Holness steers clear of giving CCJ referendum timeframe
Prime Minister Andrew Holness has stayed clear of saying when Jamaicans will vote in a referendum to determine whether the country will establish the Caribbean Court of Justice (CCJ) as its final court of appeal.
Holness was quizzed on the issue during a press conference last night in Guyana at the end of the Caribbean Community (CARICOM) heads of government conference.
He told journalists that his administration is sticking to the position taken while in Opposition that the decision to get rid of the United Kingdom-based Privy Council and replace it with the CCJ, should be made by the people and not Parliament.
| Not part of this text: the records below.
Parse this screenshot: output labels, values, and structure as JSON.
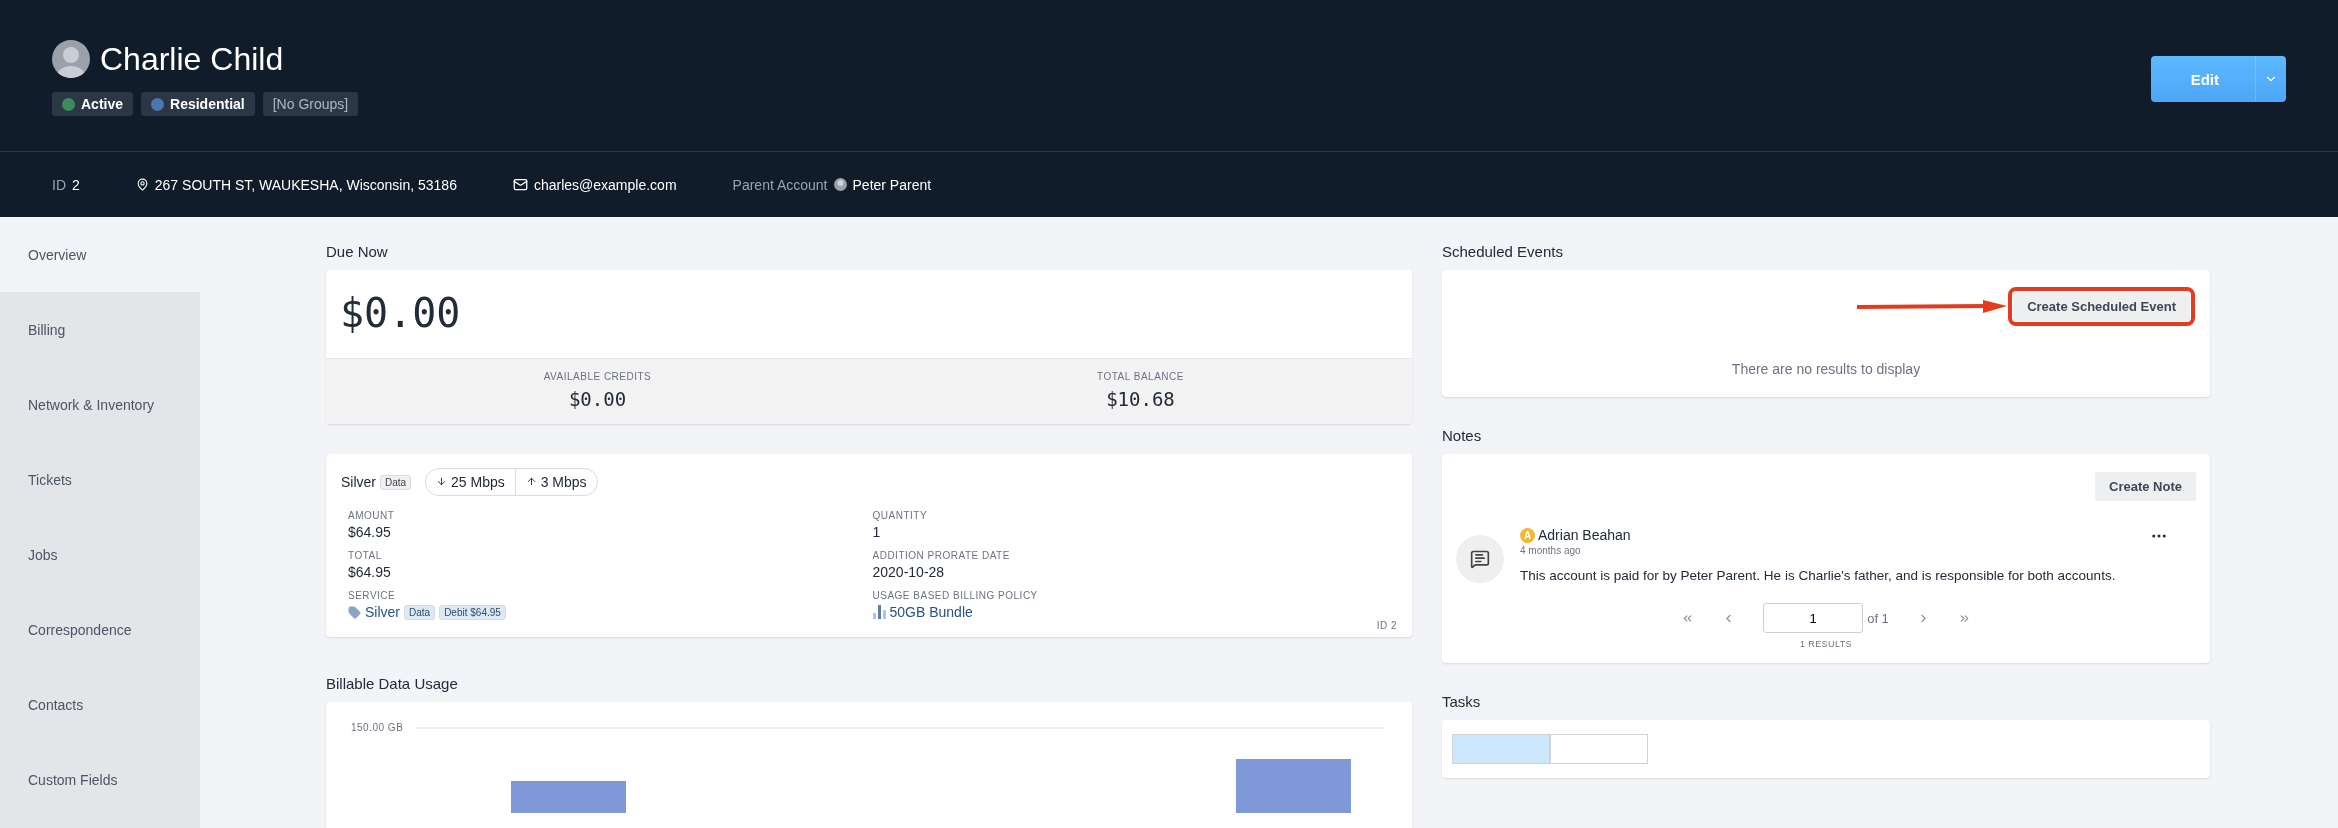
{
  "header": {
    "name": "Charlie Child",
    "edit_button": "Edit",
    "tags": [
      {
        "label": "Active",
        "color": "#3f8a5a"
      },
      {
        "label": "Residential",
        "color": "#4a77b0"
      },
      {
        "label": "[No Groups]"
      }
    ]
  },
  "info_bar": {
    "id_label": "ID",
    "id": "2",
    "address": "267 SOUTH ST, WAUKESHA, Wisconsin, 53186",
    "email": "charles@example.com",
    "parent_label": "Parent Account",
    "parent": "Peter Parent"
  },
  "sidebar": {
    "items": [
      {
        "label": "Overview",
        "selected": true
      },
      {
        "label": "Billing",
        "selected": false
      },
      {
        "label": "Network & Inventory",
        "selected": false
      },
      {
        "label": "Tickets",
        "selected": false
      },
      {
        "label": "Jobs",
        "selected": false
      },
      {
        "label": "Correspondence",
        "selected": false
      },
      {
        "label": "Contacts",
        "selected": false
      },
      {
        "label": "Custom Fields",
        "selected": false
      }
    ]
  },
  "due_now": {
    "title": "Due Now",
    "amount": "$0.00",
    "stats": [
      {
        "label": "AVAILABLE CREDITS",
        "value": "$0.00"
      },
      {
        "label": "TOTAL BALANCE",
        "value": "$10.68"
      }
    ]
  },
  "service": {
    "name": "Silver",
    "type": "Data",
    "down": "25 Mbps",
    "up": "3 Mbps",
    "id": "ID 2",
    "fields": [
      {
        "kind": "text",
        "label": "AMOUNT",
        "value": "$64.95"
      },
      {
        "kind": "text",
        "label": "QUANTITY",
        "value": "1"
      },
      {
        "kind": "text",
        "label": "TOTAL",
        "value": "$64.95"
      },
      {
        "kind": "text",
        "label": "ADDITION PRORATE DATE",
        "value": "2020-10-28"
      },
      {
        "kind": "service",
        "label": "SERVICE",
        "link": "Silver",
        "badges": [
          "Data",
          "Debit $64.95"
        ]
      },
      {
        "kind": "policy",
        "label": "USAGE BASED BILLING POLICY",
        "link": "50GB Bundle"
      }
    ]
  },
  "usage": {
    "title": "Billable Data Usage",
    "axis_label": "150.00 GB"
  },
  "scheduled_events": {
    "title": "Scheduled Events",
    "button": "Create Scheduled Event",
    "highlighted": true,
    "empty": "There are no results to display"
  },
  "notes": {
    "title": "Notes",
    "button": "Create Note",
    "items": [
      {
        "initial": "A",
        "author": "Adrian Beahan",
        "time": "4 months ago",
        "text": "This account is paid for by Peter Parent. He is Charlie's father, and is responsible for both accounts."
      }
    ],
    "pagination": {
      "page": "1",
      "of": "of 1",
      "results": "1 RESULTS"
    }
  },
  "tasks": {
    "title": "Tasks"
  }
}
He insisted that Jamaica's constitutional arrangements demand a referendum.
Legal experts have insisted that a referendum is not necessary as the Parliament is empowered under the Constitution to make the decision.
Based on a Privy Council ruling, a two-third majority from both Houses of Parliament is required to amend the Constitution and replace that court with the CCJ.
The previous administration was successful in the House of Representatives where it had the two-thirds majority during a vote last year.
However, the issue was stalled in the Senate where at least one Opposition member was required to vote yes.
Four CARICOM nations are a part of the CCJ's appellate jurisdiction.